proton therapy, the beam incidence, i.e. the patient’s orientation with
respect to the beam axis, can significantly influence stray neutron
doses although it is almost not documented in the literature.
calculations were carried out to estimate stray neutron doses to 25
healthy organs of a 10-year-old female phantom treated for an
intracranial tumor. Two beam incidences were considered in this article,
namely a superior (SUP) field and a right lateral (RLAT) field. For
both fields, a parametric study was performed varying proton beam
energy, modulation width, collimator aperture and thickness, compensator
thickness and air gap size.
Using a standard beam line configuration for a craniopharyngioma treatment, neutron absorbed doses per therapeutic dose of 63 μGy Gy−1 and 149 μGy Gy−1
were found at the heart for the SUP and the RLAT fields, respectively.
This dose discrepancy was explained by the different patient’s
orientations leading to changes in the distance between organs and the
final collimator where external neutrons are mainly produced. Moreover,
investigations on neutron spectral fluence at the heart showed that the
number of neutrons was 2.5 times higher for the RLAT field compared
against the SUP field. Finally, the influence of some irradiation
parameters on neutron doses was found to be different according to the
incidence was thus found to induce large variations in stray neutron
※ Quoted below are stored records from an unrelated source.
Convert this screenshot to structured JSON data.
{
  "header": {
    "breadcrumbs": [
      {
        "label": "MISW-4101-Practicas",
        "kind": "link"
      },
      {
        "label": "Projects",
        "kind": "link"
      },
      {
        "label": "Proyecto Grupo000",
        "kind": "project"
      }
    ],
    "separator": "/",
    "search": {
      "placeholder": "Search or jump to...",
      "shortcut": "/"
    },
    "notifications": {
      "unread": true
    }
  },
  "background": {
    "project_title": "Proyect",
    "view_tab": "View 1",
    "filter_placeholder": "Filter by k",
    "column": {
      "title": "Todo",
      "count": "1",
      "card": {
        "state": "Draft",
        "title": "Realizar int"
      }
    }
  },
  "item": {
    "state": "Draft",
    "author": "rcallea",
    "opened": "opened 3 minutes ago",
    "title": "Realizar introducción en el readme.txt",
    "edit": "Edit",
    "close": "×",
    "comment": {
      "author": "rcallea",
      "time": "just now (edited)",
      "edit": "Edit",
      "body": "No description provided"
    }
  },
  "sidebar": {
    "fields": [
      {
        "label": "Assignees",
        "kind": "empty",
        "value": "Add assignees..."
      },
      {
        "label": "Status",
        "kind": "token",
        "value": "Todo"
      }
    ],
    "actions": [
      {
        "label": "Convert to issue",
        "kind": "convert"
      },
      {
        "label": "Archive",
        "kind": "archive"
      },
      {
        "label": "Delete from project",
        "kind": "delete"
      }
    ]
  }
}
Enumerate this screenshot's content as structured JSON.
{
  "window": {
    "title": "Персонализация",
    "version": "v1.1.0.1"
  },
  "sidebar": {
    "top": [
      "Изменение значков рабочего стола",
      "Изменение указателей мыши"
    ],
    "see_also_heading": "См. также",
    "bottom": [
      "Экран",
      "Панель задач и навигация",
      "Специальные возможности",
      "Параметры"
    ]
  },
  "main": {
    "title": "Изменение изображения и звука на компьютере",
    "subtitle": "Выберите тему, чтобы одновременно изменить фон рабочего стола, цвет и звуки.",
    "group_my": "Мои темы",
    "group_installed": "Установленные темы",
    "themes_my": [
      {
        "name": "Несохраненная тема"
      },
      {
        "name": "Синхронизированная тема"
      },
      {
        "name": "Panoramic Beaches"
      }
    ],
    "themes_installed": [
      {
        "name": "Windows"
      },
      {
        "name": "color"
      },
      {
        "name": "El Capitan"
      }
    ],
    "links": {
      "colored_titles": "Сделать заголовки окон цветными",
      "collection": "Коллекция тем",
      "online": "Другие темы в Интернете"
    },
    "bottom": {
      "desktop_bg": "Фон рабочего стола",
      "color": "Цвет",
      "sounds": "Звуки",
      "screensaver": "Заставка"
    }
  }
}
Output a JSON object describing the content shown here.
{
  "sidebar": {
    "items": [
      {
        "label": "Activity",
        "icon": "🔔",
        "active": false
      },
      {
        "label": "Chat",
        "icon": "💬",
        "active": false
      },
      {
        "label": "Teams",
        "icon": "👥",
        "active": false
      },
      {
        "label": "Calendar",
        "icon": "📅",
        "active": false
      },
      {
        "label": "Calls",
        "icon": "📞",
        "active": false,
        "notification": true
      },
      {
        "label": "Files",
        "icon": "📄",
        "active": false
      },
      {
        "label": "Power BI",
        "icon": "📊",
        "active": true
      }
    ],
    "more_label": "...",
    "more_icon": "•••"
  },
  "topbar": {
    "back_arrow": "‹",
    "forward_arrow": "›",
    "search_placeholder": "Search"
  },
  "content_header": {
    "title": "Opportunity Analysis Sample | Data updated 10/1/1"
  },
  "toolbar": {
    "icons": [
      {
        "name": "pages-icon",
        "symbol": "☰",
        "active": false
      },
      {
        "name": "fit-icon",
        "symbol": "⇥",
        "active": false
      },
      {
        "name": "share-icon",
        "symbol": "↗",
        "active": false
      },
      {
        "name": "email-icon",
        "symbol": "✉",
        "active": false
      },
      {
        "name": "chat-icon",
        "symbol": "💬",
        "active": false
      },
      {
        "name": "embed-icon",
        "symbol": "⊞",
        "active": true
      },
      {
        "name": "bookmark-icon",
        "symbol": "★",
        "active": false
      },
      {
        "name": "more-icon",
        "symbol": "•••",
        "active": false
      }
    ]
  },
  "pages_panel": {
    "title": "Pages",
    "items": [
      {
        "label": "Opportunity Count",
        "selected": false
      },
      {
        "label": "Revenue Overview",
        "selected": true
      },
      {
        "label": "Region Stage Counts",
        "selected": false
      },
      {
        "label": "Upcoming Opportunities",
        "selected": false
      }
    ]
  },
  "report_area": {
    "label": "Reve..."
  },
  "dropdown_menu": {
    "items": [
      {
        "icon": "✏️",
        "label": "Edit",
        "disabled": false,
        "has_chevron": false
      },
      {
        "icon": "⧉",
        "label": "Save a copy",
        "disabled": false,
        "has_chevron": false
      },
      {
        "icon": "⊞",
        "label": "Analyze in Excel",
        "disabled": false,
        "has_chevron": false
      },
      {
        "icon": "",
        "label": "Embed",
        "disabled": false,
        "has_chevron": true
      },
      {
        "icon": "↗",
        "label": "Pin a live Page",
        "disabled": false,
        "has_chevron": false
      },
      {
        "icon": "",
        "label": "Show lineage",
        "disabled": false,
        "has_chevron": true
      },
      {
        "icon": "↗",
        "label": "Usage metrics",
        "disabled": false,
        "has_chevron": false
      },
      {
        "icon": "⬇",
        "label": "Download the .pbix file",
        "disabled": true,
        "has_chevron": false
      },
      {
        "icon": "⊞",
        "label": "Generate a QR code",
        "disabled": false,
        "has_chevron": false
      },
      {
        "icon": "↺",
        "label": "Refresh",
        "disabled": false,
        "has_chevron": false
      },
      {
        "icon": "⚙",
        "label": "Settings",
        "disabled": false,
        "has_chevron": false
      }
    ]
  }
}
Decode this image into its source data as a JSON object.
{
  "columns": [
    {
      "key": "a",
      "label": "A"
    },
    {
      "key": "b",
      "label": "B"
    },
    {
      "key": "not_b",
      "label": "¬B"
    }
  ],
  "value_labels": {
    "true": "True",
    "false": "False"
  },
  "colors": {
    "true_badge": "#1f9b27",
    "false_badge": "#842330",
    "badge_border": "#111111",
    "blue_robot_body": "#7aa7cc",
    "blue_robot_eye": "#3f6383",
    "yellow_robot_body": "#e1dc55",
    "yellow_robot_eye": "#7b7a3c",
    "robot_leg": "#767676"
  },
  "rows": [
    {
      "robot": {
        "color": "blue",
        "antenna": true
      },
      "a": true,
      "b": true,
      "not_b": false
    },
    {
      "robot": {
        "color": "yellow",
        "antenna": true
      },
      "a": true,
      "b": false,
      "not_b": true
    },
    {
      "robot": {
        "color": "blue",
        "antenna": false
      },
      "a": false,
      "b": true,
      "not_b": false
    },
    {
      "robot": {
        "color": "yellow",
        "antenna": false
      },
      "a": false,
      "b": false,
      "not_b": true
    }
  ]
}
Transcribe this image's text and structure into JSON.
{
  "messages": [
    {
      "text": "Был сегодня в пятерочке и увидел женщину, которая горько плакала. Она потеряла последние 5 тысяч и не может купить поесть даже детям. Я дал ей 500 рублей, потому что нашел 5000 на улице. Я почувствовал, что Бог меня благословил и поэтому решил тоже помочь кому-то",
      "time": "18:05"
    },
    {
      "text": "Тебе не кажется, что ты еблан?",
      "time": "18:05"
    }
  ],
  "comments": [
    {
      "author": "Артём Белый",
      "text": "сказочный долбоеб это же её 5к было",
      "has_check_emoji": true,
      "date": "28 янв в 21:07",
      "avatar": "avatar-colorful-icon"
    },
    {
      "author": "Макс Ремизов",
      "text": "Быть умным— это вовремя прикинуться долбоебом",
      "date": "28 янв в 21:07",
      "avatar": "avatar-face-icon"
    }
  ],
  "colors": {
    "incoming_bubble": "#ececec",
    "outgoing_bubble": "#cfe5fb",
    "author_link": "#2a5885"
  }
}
doses, proving that this parameter could be optimized to enhance the
radiation protection of the patient.